One of the trickiest puzzles short story writers face is how to get readers to care about their characters ... Against this backdrop, the level of engagement Sarah Hall achieves in some of the stories in her latest collection, Sudden Traveller, is staggering. It may only be 15 pages long, but by the end of “Orton” you feel as if you’ve known the wry protagonist all your life. Similarly, the story that gives the collection its title is only 21 pages long, and yet after only two or three of them you’re fully immersed in the narrator’s world.
At a slim 124 pages, the seven stories in Sudden Traveller merit savouring slowly: several of them reward rereading. Hall’s prose is briny and sensual — unsurprising, perhaps, from an author who describes the process of writing as “physical, tactile almost”. Her lyricism — “the sea is black, bladed, strung with small lights” — reveals the influence of James Salter, but it’s a voice, fierce and unapologetic, uniquely her own. Despite the accolades for her five novels, including two Booker prize nominations, Hall has said that she is most proud of her short stories — “art reduced into something more pure”.
Much lauded, Sarah Hall has scooped up several of Britain’s rapidly proliferating literary awards. Written in a poetic prose and veering into fantasy, the fluent new collection Sudden Traveller (Faber £12.99) shows her sensational trademark themes of sexuality and mortality in various shapeshifting combinations...
Consciously striving for the profound, vividly done and never less than readable, it is all a heady and viable mix of visceral and slick.

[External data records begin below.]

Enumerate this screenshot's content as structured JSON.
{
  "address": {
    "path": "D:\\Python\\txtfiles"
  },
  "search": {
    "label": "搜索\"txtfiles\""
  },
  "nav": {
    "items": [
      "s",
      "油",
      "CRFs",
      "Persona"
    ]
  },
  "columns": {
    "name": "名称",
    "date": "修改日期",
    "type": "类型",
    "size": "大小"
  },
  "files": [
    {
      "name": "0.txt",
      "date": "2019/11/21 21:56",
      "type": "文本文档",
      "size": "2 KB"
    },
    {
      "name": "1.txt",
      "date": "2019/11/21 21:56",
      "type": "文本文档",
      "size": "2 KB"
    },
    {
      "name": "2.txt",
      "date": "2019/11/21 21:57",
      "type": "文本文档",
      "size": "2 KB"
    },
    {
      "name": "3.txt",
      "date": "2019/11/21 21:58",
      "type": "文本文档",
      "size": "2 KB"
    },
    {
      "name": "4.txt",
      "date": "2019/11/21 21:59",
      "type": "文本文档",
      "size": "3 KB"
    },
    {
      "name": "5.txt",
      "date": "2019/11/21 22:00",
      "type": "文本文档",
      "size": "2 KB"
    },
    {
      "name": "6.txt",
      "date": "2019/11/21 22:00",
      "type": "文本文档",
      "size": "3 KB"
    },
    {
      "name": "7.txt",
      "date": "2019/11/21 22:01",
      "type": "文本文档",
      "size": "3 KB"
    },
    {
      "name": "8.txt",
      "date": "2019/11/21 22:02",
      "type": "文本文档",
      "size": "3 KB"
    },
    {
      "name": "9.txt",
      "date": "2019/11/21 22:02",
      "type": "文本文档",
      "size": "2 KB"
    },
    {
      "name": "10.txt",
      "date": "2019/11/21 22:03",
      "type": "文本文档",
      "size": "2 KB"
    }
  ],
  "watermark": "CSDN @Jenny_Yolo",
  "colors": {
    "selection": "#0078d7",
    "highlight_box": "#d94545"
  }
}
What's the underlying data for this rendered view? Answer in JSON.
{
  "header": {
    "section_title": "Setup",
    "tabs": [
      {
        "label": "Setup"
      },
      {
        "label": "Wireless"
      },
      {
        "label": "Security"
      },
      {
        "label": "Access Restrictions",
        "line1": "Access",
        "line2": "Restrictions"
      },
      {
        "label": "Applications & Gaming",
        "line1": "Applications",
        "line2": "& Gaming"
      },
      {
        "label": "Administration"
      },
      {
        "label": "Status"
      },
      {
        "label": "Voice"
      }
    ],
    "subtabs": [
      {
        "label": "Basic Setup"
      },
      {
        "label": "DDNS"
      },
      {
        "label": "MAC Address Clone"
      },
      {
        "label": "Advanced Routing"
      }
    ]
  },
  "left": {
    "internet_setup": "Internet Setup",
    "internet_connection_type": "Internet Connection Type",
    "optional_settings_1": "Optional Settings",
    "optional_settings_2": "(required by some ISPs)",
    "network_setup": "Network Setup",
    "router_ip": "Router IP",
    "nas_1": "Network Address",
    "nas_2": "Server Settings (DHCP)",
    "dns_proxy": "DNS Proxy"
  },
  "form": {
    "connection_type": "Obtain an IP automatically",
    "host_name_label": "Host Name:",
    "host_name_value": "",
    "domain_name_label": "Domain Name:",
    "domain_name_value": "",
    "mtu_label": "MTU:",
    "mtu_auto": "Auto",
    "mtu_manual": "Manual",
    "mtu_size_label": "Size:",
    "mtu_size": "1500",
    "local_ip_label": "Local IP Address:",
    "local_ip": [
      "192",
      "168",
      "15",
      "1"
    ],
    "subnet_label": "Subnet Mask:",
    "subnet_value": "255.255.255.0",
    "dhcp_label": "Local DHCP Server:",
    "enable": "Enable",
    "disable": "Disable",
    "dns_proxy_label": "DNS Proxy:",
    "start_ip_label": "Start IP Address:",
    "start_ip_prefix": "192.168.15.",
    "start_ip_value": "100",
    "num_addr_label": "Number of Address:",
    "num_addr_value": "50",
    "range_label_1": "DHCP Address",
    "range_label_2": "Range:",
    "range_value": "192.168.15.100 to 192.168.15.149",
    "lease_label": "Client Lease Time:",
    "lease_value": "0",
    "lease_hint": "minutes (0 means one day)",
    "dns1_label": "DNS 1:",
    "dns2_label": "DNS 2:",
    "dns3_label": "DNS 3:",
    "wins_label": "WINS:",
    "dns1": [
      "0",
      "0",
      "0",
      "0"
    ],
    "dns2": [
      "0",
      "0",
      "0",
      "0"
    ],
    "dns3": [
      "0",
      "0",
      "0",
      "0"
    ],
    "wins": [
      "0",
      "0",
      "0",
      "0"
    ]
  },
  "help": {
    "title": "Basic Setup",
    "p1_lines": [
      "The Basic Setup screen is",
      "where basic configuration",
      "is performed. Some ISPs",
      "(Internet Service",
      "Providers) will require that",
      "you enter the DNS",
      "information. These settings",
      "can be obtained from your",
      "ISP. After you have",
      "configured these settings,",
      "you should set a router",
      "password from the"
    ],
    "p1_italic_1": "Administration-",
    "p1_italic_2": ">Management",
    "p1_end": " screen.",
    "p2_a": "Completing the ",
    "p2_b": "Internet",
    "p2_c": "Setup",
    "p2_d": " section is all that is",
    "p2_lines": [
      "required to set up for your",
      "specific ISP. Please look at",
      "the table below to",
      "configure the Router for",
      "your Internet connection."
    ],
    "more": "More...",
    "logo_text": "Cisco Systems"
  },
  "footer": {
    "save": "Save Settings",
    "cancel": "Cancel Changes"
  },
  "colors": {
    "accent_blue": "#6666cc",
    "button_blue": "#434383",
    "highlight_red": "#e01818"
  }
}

Death stalks the pages of Sarah Hall’s latest collection. In seven lyrical, highly imaginative tales, the novelist and former winner of the BBC national short story award explores grief, mortality, female rage and rituals, both ancient and new... As the title suggests, all the characters in Sudden Traveller are journeying towards something both unknowable and yet inevitable: “all those named and nameless fears that finally exhausted and controlled everything, when there was really no control, not in the end.” Slipping seamlessly between fantasy and reality, it is an ambitious, powerful and, at times, deeply unsettling book.
The difficulty with writing about any collection of short stories by Hall is that I have only ordinary, prosaic language to describe them—whereas Hall's writing soars. With elements of science fiction, folktale and myth, these extraordinary stories move from rain-soaked Cumbrian villages to far futher afield. She is the only writer ever to be shortlisted three times for the BBC National Short Story Award, and has also been twice nominated for the Man Booker. My favourite here is the opening "M" in which a lawyer transforms into an avenging angel, buoyed by cold rage.